When a user signs up to access your content, they usually need to offer personally identifiable information (PII) like their name, email, address, etc. You can map this data to their PPID, including the devices they use to access your content and the pages they frequent.
Remember, only you have access to your user’s PII data. PPIDs are encrypted. The players listed above won’t ever see this information. Thereon, the PPID-generated audience segments can be applied to programmatic direct deals and the open auction.
Google’s newest update: PPID for Programmatic
Scenario #1: Without PPIDs
Currently, publishers can categorize their users into interest-based groups based on cross-site behaviour using third-party cookies. Buyers use this information to buy and show relevant ads to users who may be interested in their products and services.
Once third-party cookies go away, it’ll be more difficult to identify what users are interested in. Thus, publishers will have less visitor-related data to send down the bidstream. As a result of this, programmatic buyers won’t be able to accurately decide who to show their ads to.
Scenario #2: With PPIDs
Through PPIDs, publishers can retain ad performance in a cookie-less world. Google aims to accomplish this by integrating these identifiers with programmatic buyers.
In the aforementioned update, publishers can pass PPID data through the bidstream to be used in the open auction. These identifiers will help buyers access and act on this first-party data across all publishers using PPID.
How does it work?
With multiple publishers sharing their unique (encrypted) PPID data, buyers can start creating user profiles on a per-publisher basis.
Let’s visualize this with an example.
A reader logs in to access your DIY-home renovation website. Afterward, they log in to a different website to read about the tools they’ll need. Both websites will create their own unique PPID on the same user and pass this information within the bidstream.
On the buyer’s side, they will see a number of PPIDs across different websites that show that users are interested in DIY home renovations.

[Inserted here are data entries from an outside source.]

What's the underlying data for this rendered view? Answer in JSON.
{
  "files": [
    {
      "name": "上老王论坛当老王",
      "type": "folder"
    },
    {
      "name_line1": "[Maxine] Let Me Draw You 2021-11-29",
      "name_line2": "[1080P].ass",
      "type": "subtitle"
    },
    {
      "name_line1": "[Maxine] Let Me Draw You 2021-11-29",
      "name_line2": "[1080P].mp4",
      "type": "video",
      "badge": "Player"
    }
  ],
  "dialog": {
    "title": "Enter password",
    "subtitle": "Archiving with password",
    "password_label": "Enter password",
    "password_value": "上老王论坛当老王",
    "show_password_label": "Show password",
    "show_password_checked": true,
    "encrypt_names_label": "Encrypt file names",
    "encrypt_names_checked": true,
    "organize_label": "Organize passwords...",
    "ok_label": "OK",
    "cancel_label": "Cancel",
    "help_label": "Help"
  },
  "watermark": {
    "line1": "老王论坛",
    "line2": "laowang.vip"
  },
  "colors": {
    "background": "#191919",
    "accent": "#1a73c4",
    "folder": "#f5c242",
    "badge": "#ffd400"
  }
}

From here, they can start creating interest-based user profiles.
This is how Google plans to scale and activate first-party data across many publishers.
Yes, this does mean that buyers will need to accumulate an immense amount of PPIDs across many publishers in order to start creating these profiles. However, this method ensures that a user’s privacy is not compromised in the process.
Also, returning to our example above, let’s say you own both websites. You cannot combine the PPID values for the same user. PPIDs are great for single-website publishers but not as much for those with multiple owned-and-operated websites.
Although it may not be a perfect solution, PPIDs are still a reliable tool for programmatic sellers and buyers to use against the third-party cookie deprecation.
Publishers looking to activate their signed-in user data can do so through PPIDs. Not only will it allow publishers to enable cross-device frequency capping and audience segmentation, but it also provides some level of protection against the deprecation of third-party cookies.
Activating and scaling first-party data can be difficult. Google hopes to alleviate this issue by pooling numerous publishers’ encrypted PPIDs and sharing them with buyers. From here, buyers can create interest-based user profiles for more relevant targeting.
All this with the intention to deliver good user experiences and improve campaign performance in the absence of third-party cookies in the open auction.